2014 journal article
Three-Dimensional Position and Orientation Measurements Using Magneto-Quasistatic Fields and Complex Image Theory
IEEE ANTENNAS AND PROPAGATION MAGAZINE, 56(1), 160–173.
Traditional wireless position-location systems, operating using propagating waves, suffer reduced performance in non-line-of-sight (NLoS) applications. Traditional systems that use quasistatic fields have instead been limited to short ranges, progressive direction-finding applications, require RF fingerprinting, or do not provide complete immunity to dielectric obstacles (use of electric fields). These limitations impose severe restrictions in applications such as tracking an American football during game play, where position and orientation tracking may be required over long ranges, and when the line-of-sight (LoS) is blocked by groups of people.

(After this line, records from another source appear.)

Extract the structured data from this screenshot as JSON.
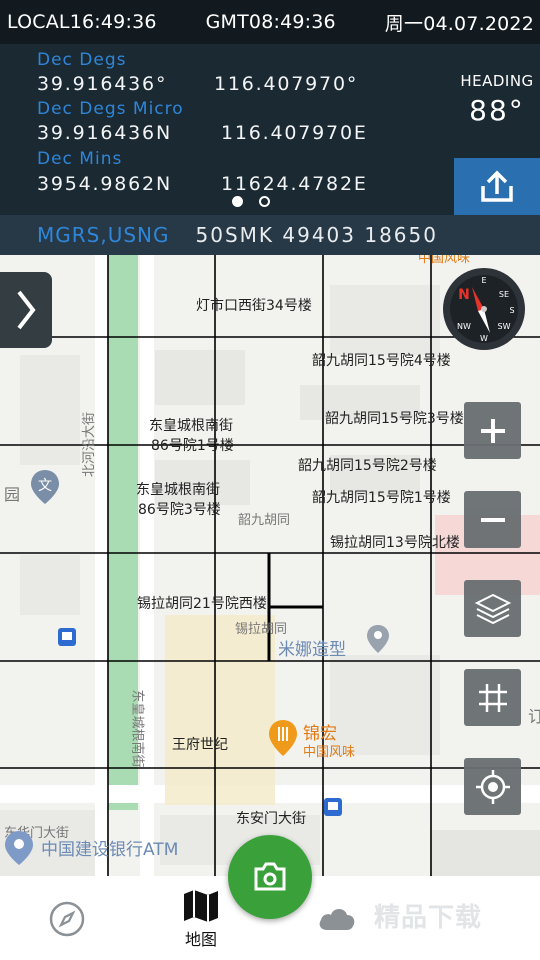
{
  "statusbar": {
    "local_time": "LOCAL16:49:36",
    "gmt_time": "GMT08:49:36",
    "date": "周一04.07.2022"
  },
  "coords": {
    "dec_degs_label": "Dec  Degs",
    "dec_degs_lat": "39.916436°",
    "dec_degs_lon": "116.407970°",
    "dec_micro_label": "Dec  Degs  Micro",
    "dec_micro_lat": "39.916436N",
    "dec_micro_lon": "116.407970E",
    "dec_mins_label": "Dec  Mins",
    "dec_mins_lat": "3954.9862N",
    "dec_mins_lon": "11624.4782E",
    "page_index": 1,
    "page_count": 2
  },
  "heading": {
    "label": "HEADING",
    "value": "88°"
  },
  "mgrs": {
    "label": "MGRS,USNG",
    "value": "50SMK  49403  18650"
  },
  "map": {
    "labels": {
      "a": "灯市口西街34号楼",
      "b": "韶九胡同15号院4号楼",
      "c": "韶九胡同15号院3号楼",
      "d1": "东皇城根南街",
      "d2": "86号院1号楼",
      "e": "韶九胡同15号院2号楼",
      "f1": "东皇城根南街",
      "f2": "86号院3号楼",
      "g": "韶九胡同15号院1号楼",
      "h": "韶九胡同",
      "i": "锡拉胡同13号院北楼",
      "j": "锡拉胡同21号院西楼",
      "k": "锡拉胡同",
      "l": "米娜造型",
      "m": "北河沿大街",
      "n": "东皇城根南街",
      "o": "王府世纪",
      "p": "锦宏",
      "q": "中国风味",
      "r": "东安门大街",
      "s": "东华门大街",
      "t": "中国建设银行ATM",
      "u": "中国风味",
      "v": "园",
      "w": "订"
    }
  },
  "icons": {
    "plus": "zoom-in-icon",
    "minus": "zoom-out-icon",
    "layers": "layers-icon",
    "grid": "grid-icon",
    "locate": "locate-icon",
    "share": "share-icon",
    "compass": "compass-icon",
    "camera": "camera-icon"
  },
  "nav": {
    "map_label": "地图"
  },
  "watermark": "精品下载",
  "colors": {
    "accent_blue": "#2f86d8",
    "panel_dark": "#1a2932",
    "camera_green": "#3aa13a"
  }
}
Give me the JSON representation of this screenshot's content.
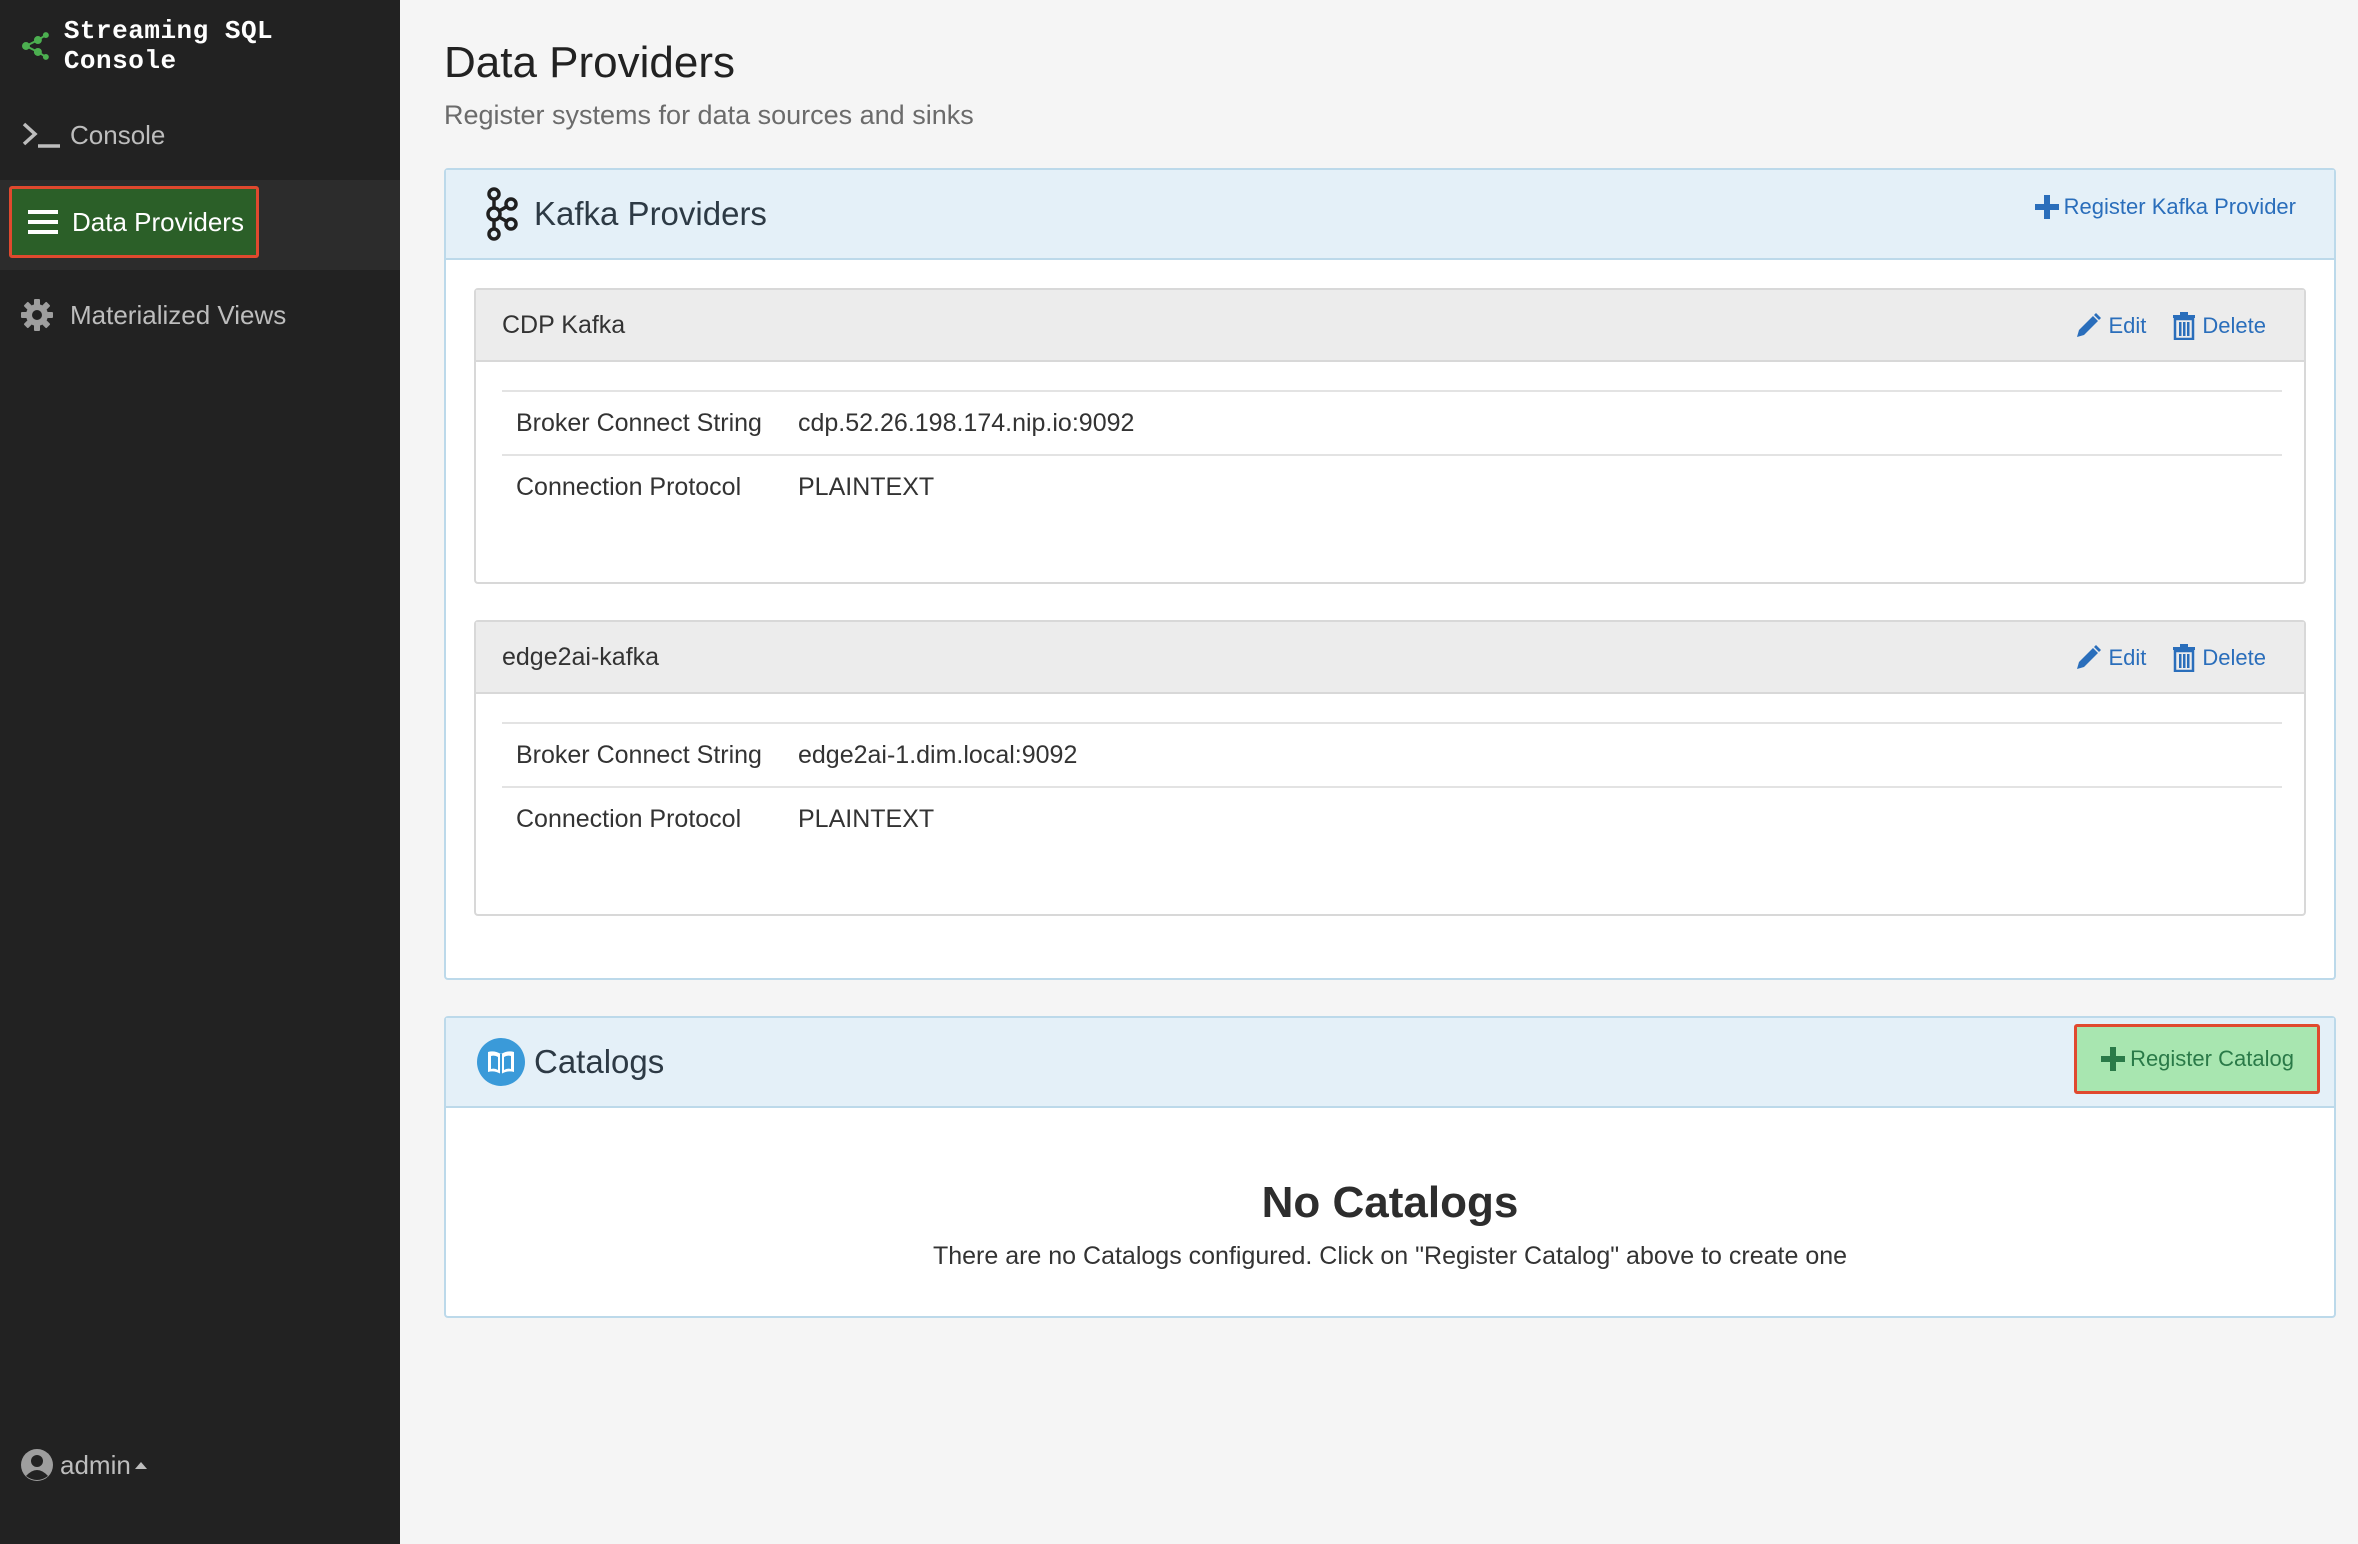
{
  "app": {
    "title": "Streaming SQL Console"
  },
  "sidebar": {
    "items": [
      {
        "label": "Console",
        "icon": "terminal-icon"
      },
      {
        "label": "Data Providers",
        "icon": "list-icon",
        "active": true
      },
      {
        "label": "Materialized Views",
        "icon": "gear-icon"
      }
    ],
    "user": {
      "name": "admin",
      "icon": "user-circle-icon"
    }
  },
  "page": {
    "title": "Data Providers",
    "subtitle": "Register systems for data sources and sinks"
  },
  "kafka": {
    "title": "Kafka Providers",
    "action_label": "Register Kafka Provider",
    "edit_label": "Edit",
    "delete_label": "Delete",
    "providers": [
      {
        "name": "CDP Kafka",
        "rows": [
          {
            "key": "Broker Connect String",
            "value": "cdp.52.26.198.174.nip.io:9092"
          },
          {
            "key": "Connection Protocol",
            "value": "PLAINTEXT"
          }
        ]
      },
      {
        "name": "edge2ai-kafka",
        "rows": [
          {
            "key": "Broker Connect String",
            "value": "edge2ai-1.dim.local:9092"
          },
          {
            "key": "Connection Protocol",
            "value": "PLAINTEXT"
          }
        ]
      }
    ]
  },
  "catalogs": {
    "title": "Catalogs",
    "action_label": "Register Catalog",
    "empty_title": "No Catalogs",
    "empty_text": "There are no Catalogs configured. Click on \"Register Catalog\" above to create one"
  },
  "colors": {
    "sidebar_bg": "#222222",
    "active_bg": "#2b5f28",
    "highlight_border": "#e0492e",
    "link": "#2a6ebb",
    "panel_heading_bg": "#e4f0f8",
    "register_catalog_bg": "#a8e6b0"
  }
}
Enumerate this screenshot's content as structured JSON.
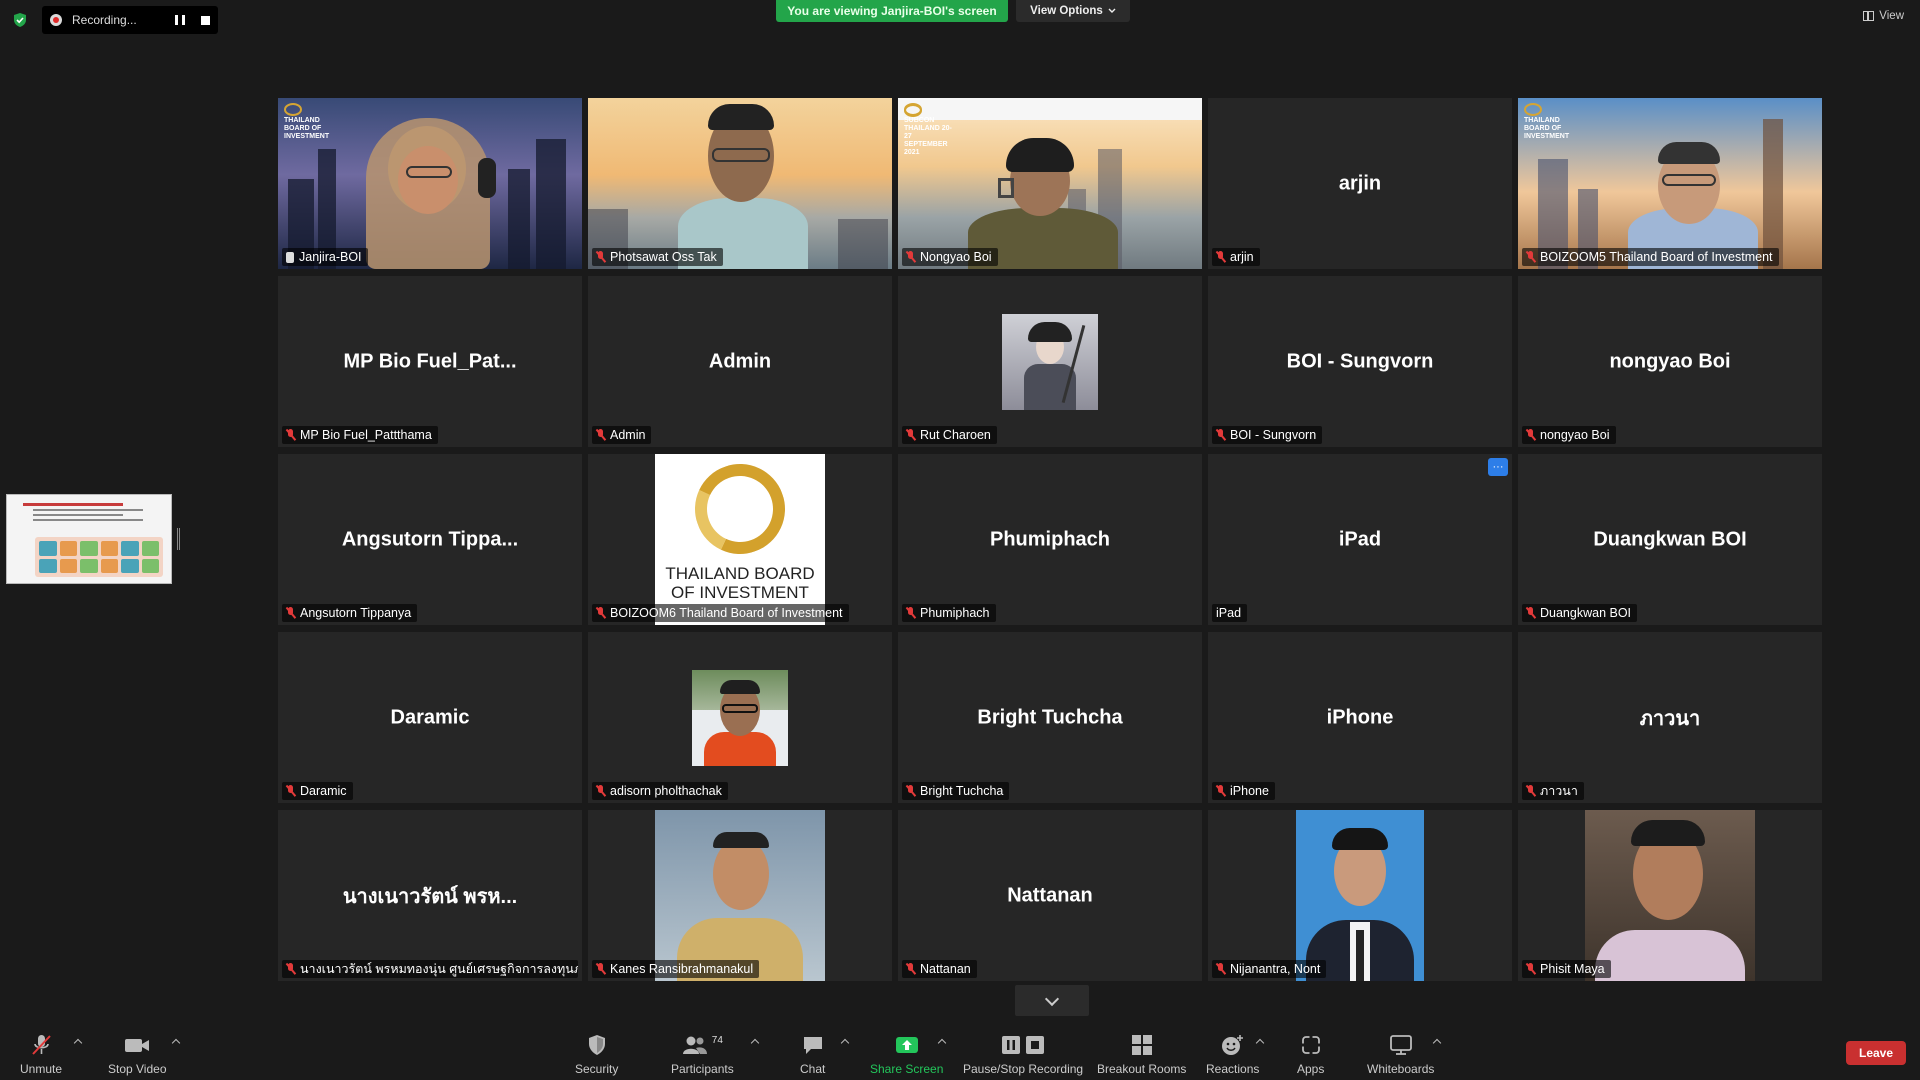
{
  "recording": {
    "label": "Recording..."
  },
  "banner": {
    "text": "You are viewing Janjira-BOI's screen"
  },
  "view_options": {
    "label": "View Options"
  },
  "view_button": {
    "label": "View"
  },
  "tiles": [
    {
      "label": "Janjira-BOI",
      "name": "",
      "kind": "video",
      "scene": "janjira",
      "brand": "THAILAND BOARD OF INVESTMENT",
      "active": true,
      "pinned": true
    },
    {
      "label": "Photsawat Oss Tak",
      "name": "",
      "kind": "video",
      "scene": "photsawat"
    },
    {
      "label": "Nongyao Boi",
      "name": "",
      "kind": "video",
      "scene": "nongyao",
      "brand": "SUBCON THAILAND   20-27 SEPTEMBER 2021"
    },
    {
      "label": "arjin",
      "name": "arjin",
      "kind": "name"
    },
    {
      "label": "BOIZOOM5 Thailand Board of Investment",
      "name": "",
      "kind": "video",
      "scene": "boizoom5",
      "brand": "THAILAND BOARD OF INVESTMENT"
    },
    {
      "label": "MP Bio Fuel_Pattthama",
      "name": "MP Bio Fuel_Pat...",
      "kind": "name"
    },
    {
      "label": "Admin",
      "name": "Admin",
      "kind": "name"
    },
    {
      "label": "Rut Charoen",
      "name": "",
      "kind": "avatar",
      "scene": "rut"
    },
    {
      "label": "BOI - Sungvorn",
      "name": "BOI - Sungvorn",
      "kind": "name"
    },
    {
      "label": "nongyao Boi",
      "name": "nongyao Boi",
      "kind": "name"
    },
    {
      "label": "Angsutorn Tippanya",
      "name": "Angsutorn Tippa...",
      "kind": "name"
    },
    {
      "label": "BOIZOOM6 Thailand Board of Investment",
      "name": "",
      "kind": "logo",
      "logo_text": "THAILAND BOARD OF INVESTMENT"
    },
    {
      "label": "Phumiphach",
      "name": "Phumiphach",
      "kind": "name"
    },
    {
      "label": "iPad",
      "name": "iPad",
      "kind": "name",
      "unmuted": true,
      "more": "···"
    },
    {
      "label": "Duangkwan BOI",
      "name": "Duangkwan BOI",
      "kind": "name"
    },
    {
      "label": "Daramic",
      "name": "Daramic",
      "kind": "name"
    },
    {
      "label": "adisorn pholthachak",
      "name": "",
      "kind": "avatar",
      "scene": "adisorn"
    },
    {
      "label": "Bright Tuchcha",
      "name": "Bright Tuchcha",
      "kind": "name"
    },
    {
      "label": "iPhone",
      "name": "iPhone",
      "kind": "name"
    },
    {
      "label": "ภาวนา",
      "name": "ภาวนา",
      "kind": "name"
    },
    {
      "label": "นางเนาวรัตน์ พรหมทองนุ่น ศูนย์เศรษฐกิจการลงทุนภา...",
      "name": "นางเนาวรัตน์ พรห...",
      "kind": "name"
    },
    {
      "label": "Kanes Ransibrahmanakul",
      "name": "",
      "kind": "portrait",
      "scene": "kanes"
    },
    {
      "label": "Nattanan",
      "name": "Nattanan",
      "kind": "name"
    },
    {
      "label": "Nijanantra, Nont",
      "name": "",
      "kind": "portrait",
      "scene": "nijanantra"
    },
    {
      "label": "Phisit Maya",
      "name": "",
      "kind": "portrait",
      "scene": "phisit"
    }
  ],
  "toolbar": {
    "unmute": "Unmute",
    "stop_video": "Stop Video",
    "security": "Security",
    "participants": "Participants",
    "participants_count": "74",
    "chat": "Chat",
    "share_screen": "Share Screen",
    "pause_stop_recording": "Pause/Stop Recording",
    "breakout_rooms": "Breakout Rooms",
    "reactions": "Reactions",
    "apps": "Apps",
    "whiteboards": "Whiteboards",
    "leave": "Leave"
  },
  "colors": {
    "accent_green": "#23a54a",
    "active_border": "#d9e25a",
    "leave_red": "#c93030",
    "muted_red": "#e23a3a"
  }
}
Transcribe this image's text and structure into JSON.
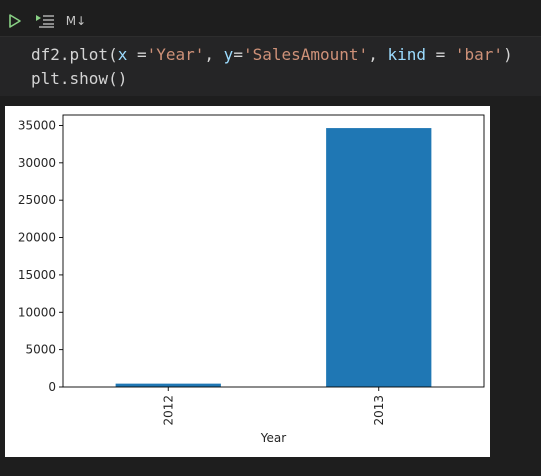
{
  "toolbar": {
    "run_icon": "play-icon",
    "run_below_icon": "run-below-icon",
    "markdown_label": "M↓"
  },
  "code": {
    "line1": {
      "t1": "df2.plot(",
      "t2": "x",
      "t3": " =",
      "t4": "'Year'",
      "t5": ", ",
      "t6": "y",
      "t7": "=",
      "t8": "'SalesAmount'",
      "t9": ", ",
      "t10": "kind",
      "t11": " = ",
      "t12": "'bar'",
      "t13": ")"
    },
    "line2": "plt.show()"
  },
  "colors": {
    "bar": "#1f77b4",
    "string": "#ce9178",
    "variable": "#9cdcfe",
    "run_icon": "#89d185"
  },
  "chart_data": {
    "type": "bar",
    "categories": [
      "2012",
      "2013"
    ],
    "values": [
      450,
      34650
    ],
    "xlabel": "Year",
    "ylabel": "",
    "ylim": [
      0,
      36400
    ],
    "yticks": [
      0,
      5000,
      10000,
      15000,
      20000,
      25000,
      30000,
      35000
    ],
    "legend": false,
    "grid": false
  }
}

A technique using magneto-quasistatic fields and complex image theory was recently shown to circumvent these problems, and to enable accurate long-range one-dimensional and two-dimensional measurements. In this work, we present three-dimensional position and orientation measurements using the magneto-quasistatic system and complex image theory over an area of 27.43 m × 27.43 m. Inverting the theoretical expression for the voltage measured at the terminals of the receiving loops to determine three-dimensional position and orientation resulted in mean and median geometric position errors of 0.77 m and 0.71 m, respectively; inclination orientation mean and median errors of 9.67° and 8.24°, respectively; and azimuthal orientation mean and median errors of 2.84° and 2.25°, respectively.